▸ **EXERCISE DETAILS**: If a line of the data below holds the word "title", list it.

▸ **INPUT DATA**:

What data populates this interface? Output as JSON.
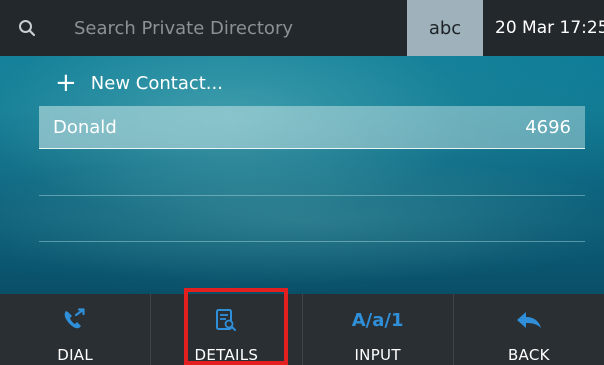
{
  "header": {
    "search_icon": "search-icon",
    "search_placeholder": "Search Private Directory",
    "input_mode": "abc",
    "datetime": "20 Mar 17:25"
  },
  "directory": {
    "new_contact_label": "New Contact...",
    "contacts": [
      {
        "name": "Donald",
        "number": "4696"
      }
    ]
  },
  "softkeys": [
    {
      "label": "DIAL",
      "icon": "phone-call-icon"
    },
    {
      "label": "DETAILS",
      "icon": "contact-details-icon"
    },
    {
      "label": "INPUT",
      "icon": "input-mode-icon",
      "icon_text": "A/a/1"
    },
    {
      "label": "BACK",
      "icon": "back-arrow-icon"
    }
  ],
  "colors": {
    "accent_blue": "#2f8fd8",
    "highlight_red": "#e41f1f",
    "bar_dark": "#23282c",
    "mode_bg": "#9fb2bc"
  }
}
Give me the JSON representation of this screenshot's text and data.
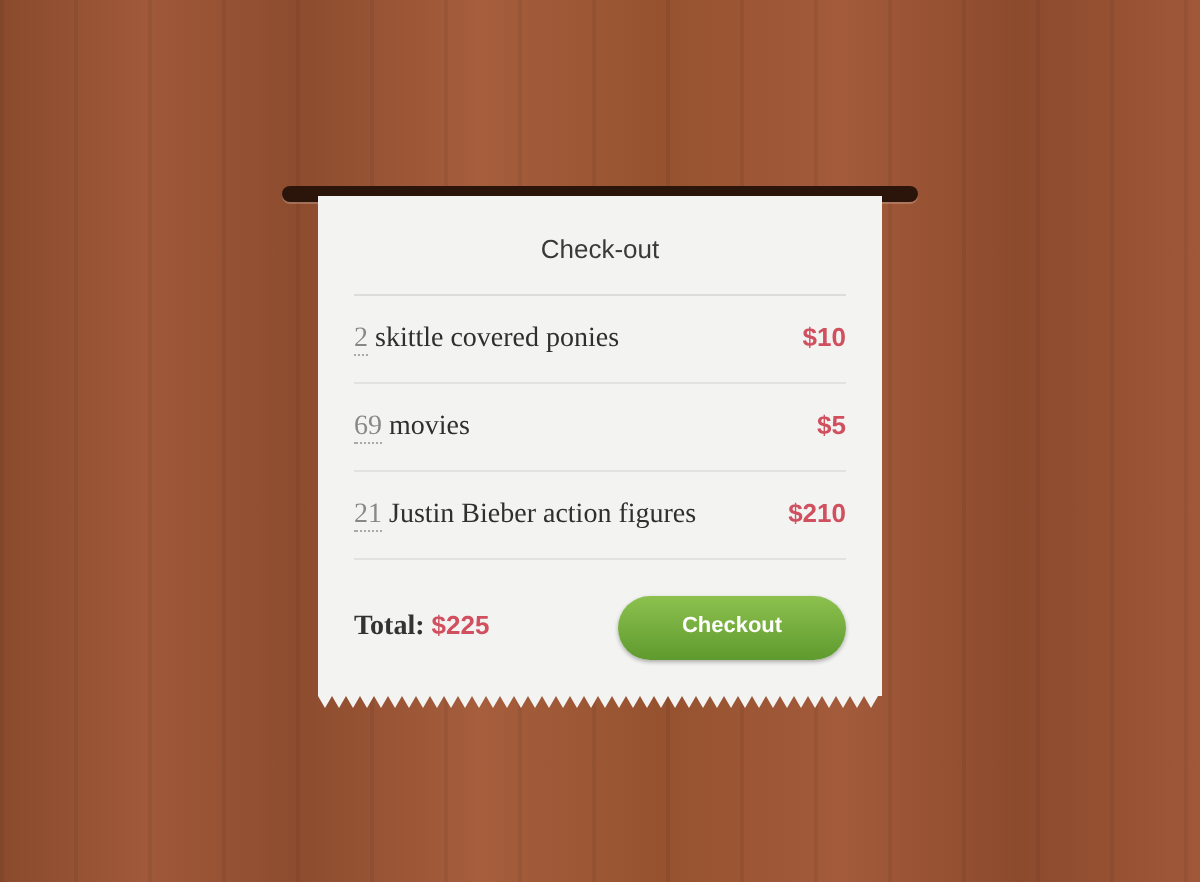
{
  "receipt": {
    "title": "Check-out",
    "items": [
      {
        "quantity": "2",
        "name": "skittle covered ponies",
        "price": "$10"
      },
      {
        "quantity": "69",
        "name": "movies",
        "price": "$5"
      },
      {
        "quantity": "21",
        "name": "Justin Bieber action figures",
        "price": "$210"
      }
    ],
    "total": {
      "label": "Total:",
      "amount": "$225"
    },
    "button": "Checkout"
  }
}
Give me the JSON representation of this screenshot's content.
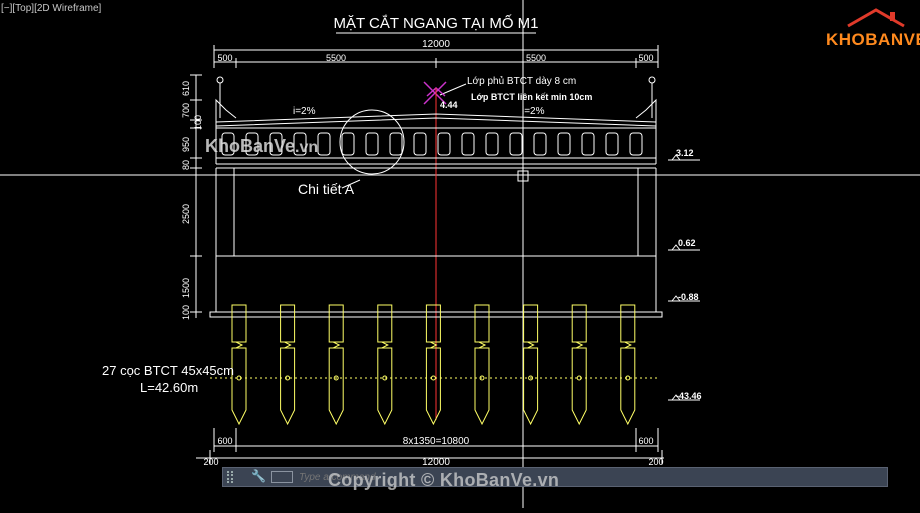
{
  "viewport": {
    "label": "[−][Top][2D Wireframe]"
  },
  "drawing": {
    "title": "MẶT CẮT NGANG TẠI MỐ M1",
    "dim_top_total": "12000",
    "dim_top_left_edge": "500",
    "dim_top_left_span": "5500",
    "dim_top_right_span": "5500",
    "dim_top_right_edge": "500",
    "note_overlay": "Lớp phủ BTCT dày 8 cm",
    "note_layer": "Lớp BTCT liên kết min 10cm",
    "slope_left": "i=2%",
    "slope_right": "i=2%",
    "crest_level": "4.44",
    "detail_label": "Chi tiết A",
    "left_dims": [
      "610",
      "700",
      "100",
      "950",
      "80",
      "2500",
      "1500",
      "100"
    ],
    "right_levels": [
      "3.12",
      "0.62",
      "-0.88",
      "-43.46"
    ],
    "pile_note_line1": "27 cọc BTCT 45x45cm",
    "pile_note_line2": "L=42.60m",
    "dim_bottom_left": "600",
    "dim_bottom_middle": "8x1350=10800",
    "dim_bottom_right": "600",
    "dim_base_left": "200",
    "dim_base_total": "12000",
    "dim_base_right": "200"
  },
  "command_line": {
    "placeholder": "Type a command"
  },
  "watermarks": {
    "center": "Copyright © KhoBanVe.vn",
    "left_name": "KhoBanVe",
    "left_suffix": ".vn",
    "logo_a": "KHOBAN",
    "logo_b": "VE"
  },
  "colors": {
    "background": "#000000",
    "lines": "#ffffff",
    "piles": "#ffff66",
    "axis": "#ff3333",
    "marker": "#cc33cc",
    "logo": "#ff8a1e"
  }
}
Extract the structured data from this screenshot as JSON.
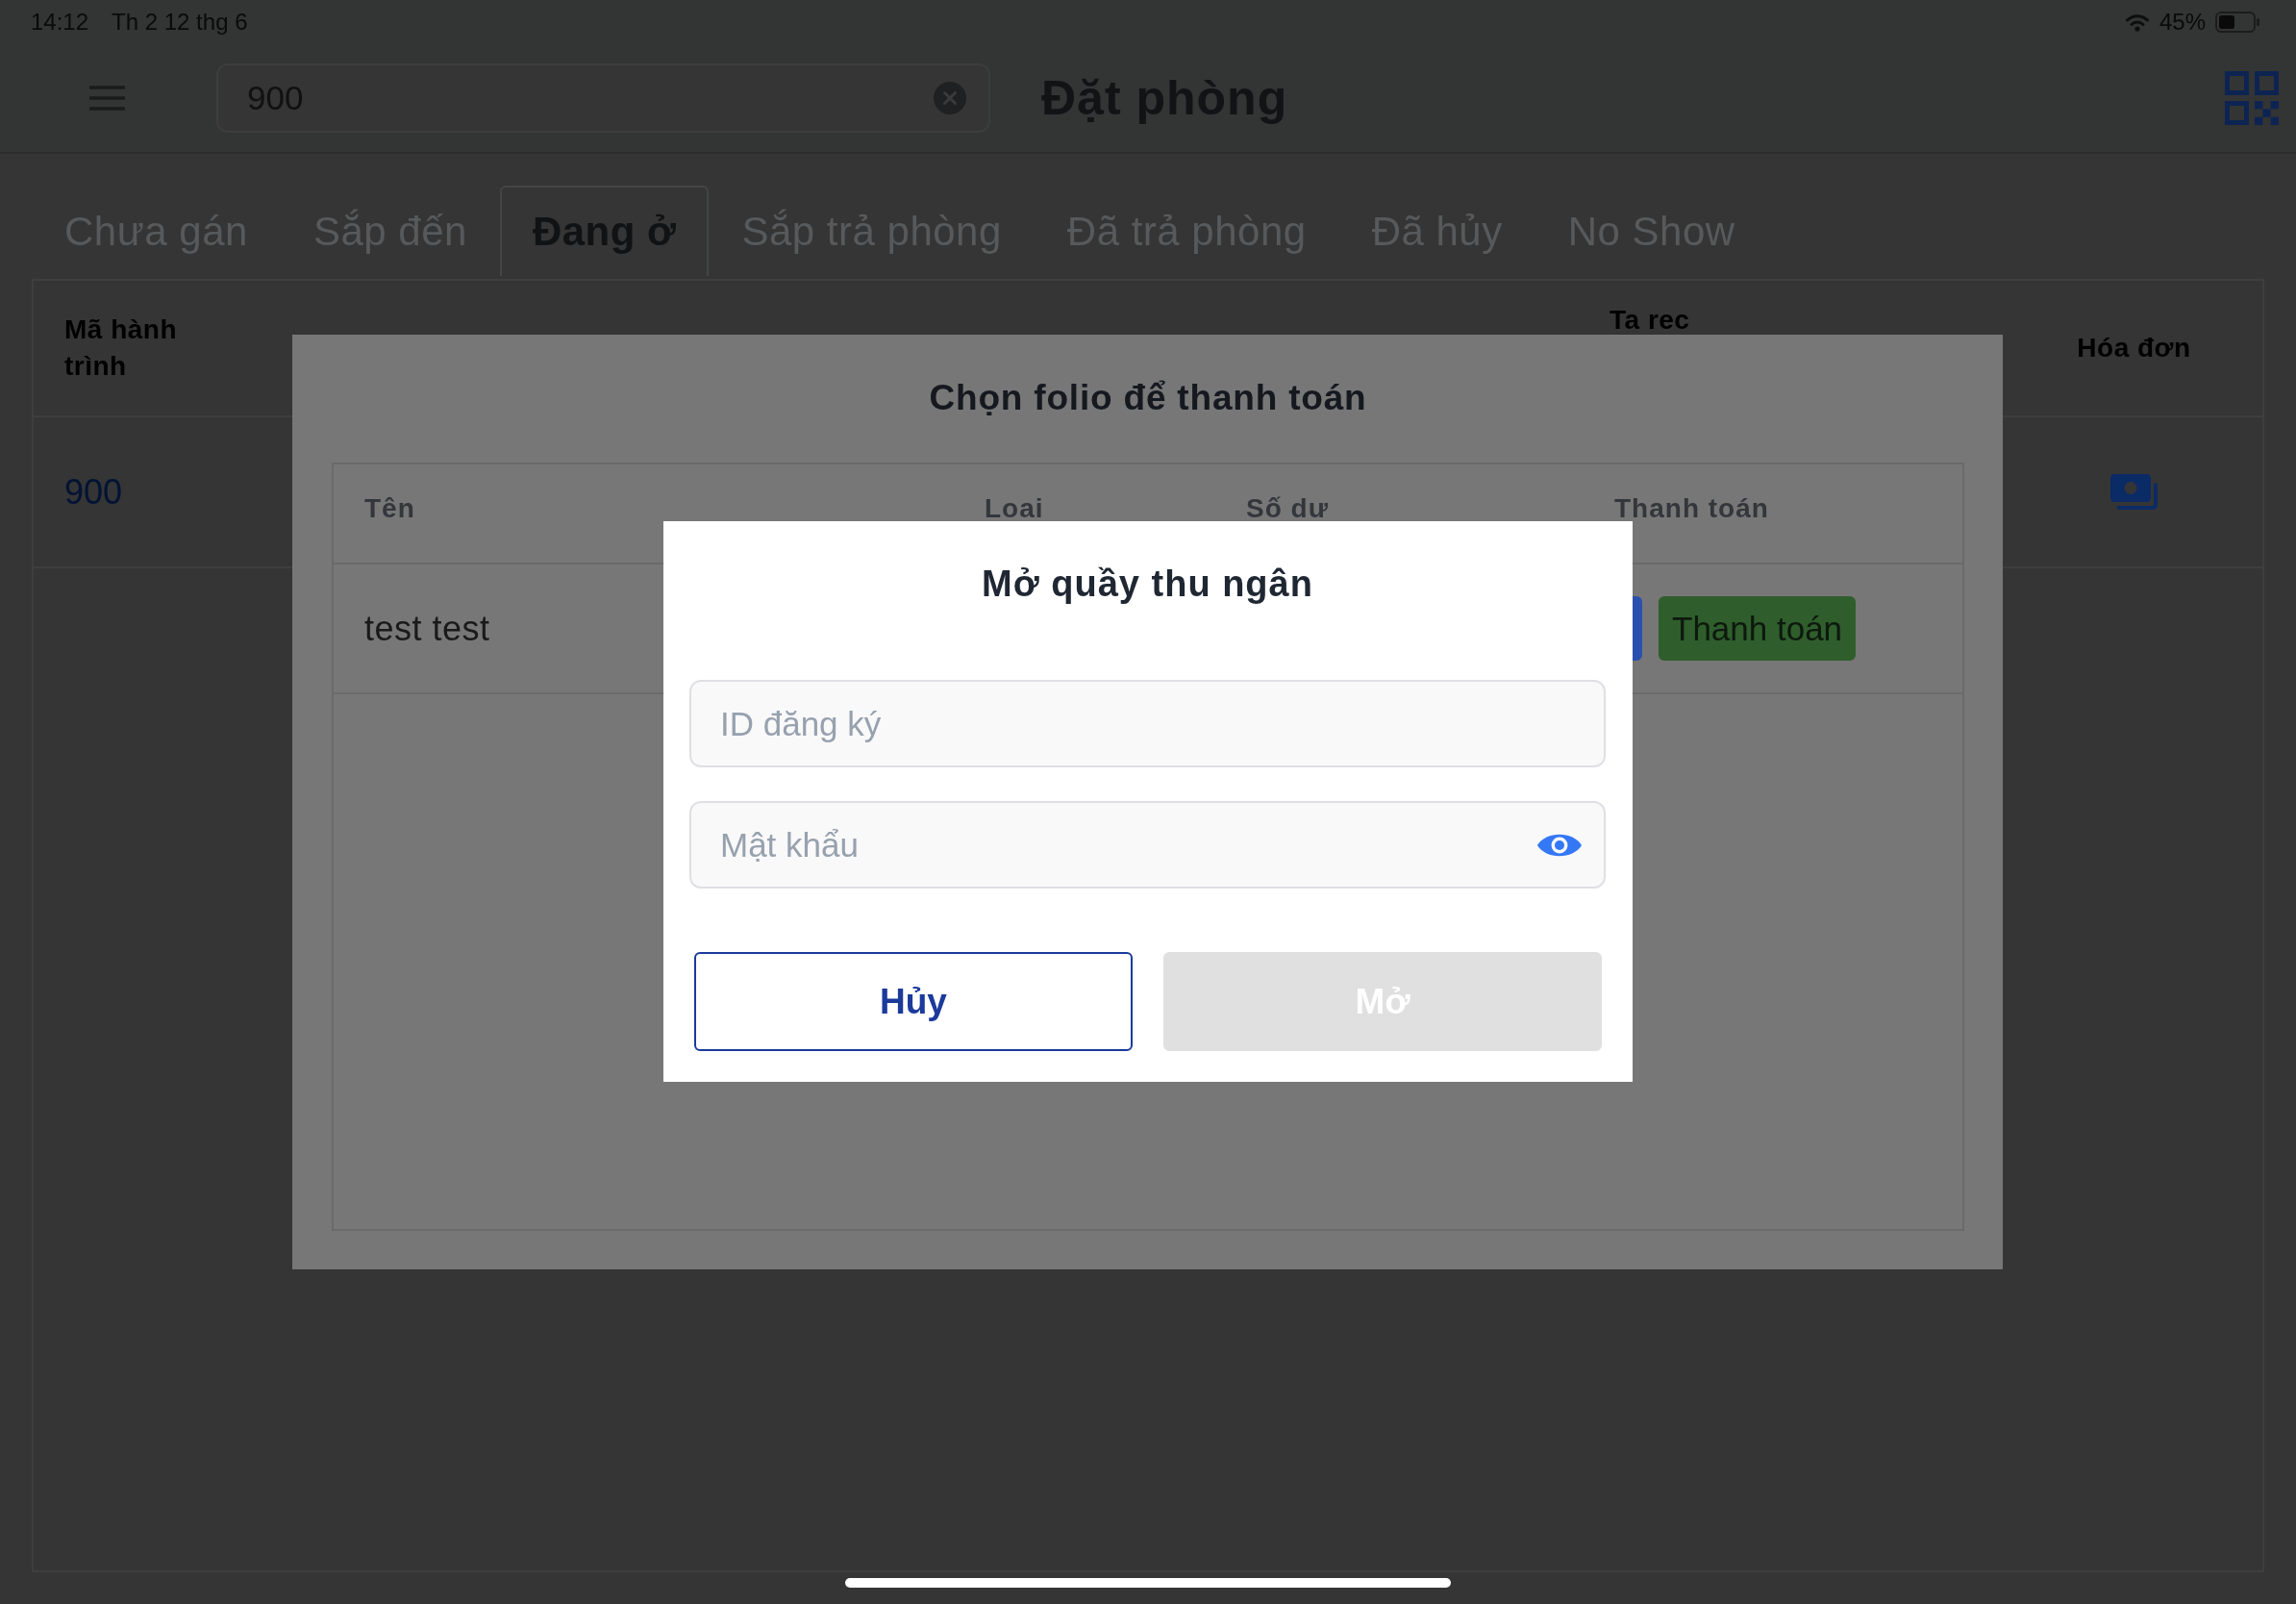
{
  "status_bar": {
    "time": "14:12",
    "date": "Th 2 12 thg 6",
    "battery": "45%"
  },
  "header": {
    "search": {
      "value": "900"
    },
    "title": "Đặt phòng"
  },
  "tabs": [
    {
      "label": "Chưa gán",
      "selected": false
    },
    {
      "label": "Sắp đến",
      "selected": false
    },
    {
      "label": "Đang ở",
      "selected": true
    },
    {
      "label": "Sắp trả phòng",
      "selected": false
    },
    {
      "label": "Đã trả phòng",
      "selected": false
    },
    {
      "label": "Đã hủy",
      "selected": false
    },
    {
      "label": "No Show",
      "selected": false
    }
  ],
  "table": {
    "columns": [
      "Mã hành trình",
      "Ta rec",
      "Hóa đơn"
    ],
    "rows": [
      {
        "code": "900"
      }
    ]
  },
  "folio_dialog": {
    "title": "Chọn folio để thanh toán",
    "columns": [
      "Tên",
      "Loai",
      "Số dư",
      "Thanh toán"
    ],
    "rows": [
      {
        "name": "test test",
        "pay_button": "Thanh toán"
      }
    ]
  },
  "cashier_dialog": {
    "title": "Mở quầy thu ngân",
    "fields": [
      {
        "kind": "text",
        "placeholder": "ID đăng ký"
      },
      {
        "kind": "password",
        "placeholder": "Mật khẩu"
      }
    ],
    "buttons": [
      {
        "label": "Hủy",
        "kind": "secondary",
        "disabled": false
      },
      {
        "label": "Mở",
        "kind": "primary",
        "disabled": true
      }
    ]
  }
}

▸ **THE ANSWER**:
    "title": "Check-out",
    "title": "MẶT CẮT NGANG TẠI MỐ M1",
    "title": "Đặt phòng"
    "title": "Chọn folio để thanh toán",
    "title": "Mở quầy thu ngân",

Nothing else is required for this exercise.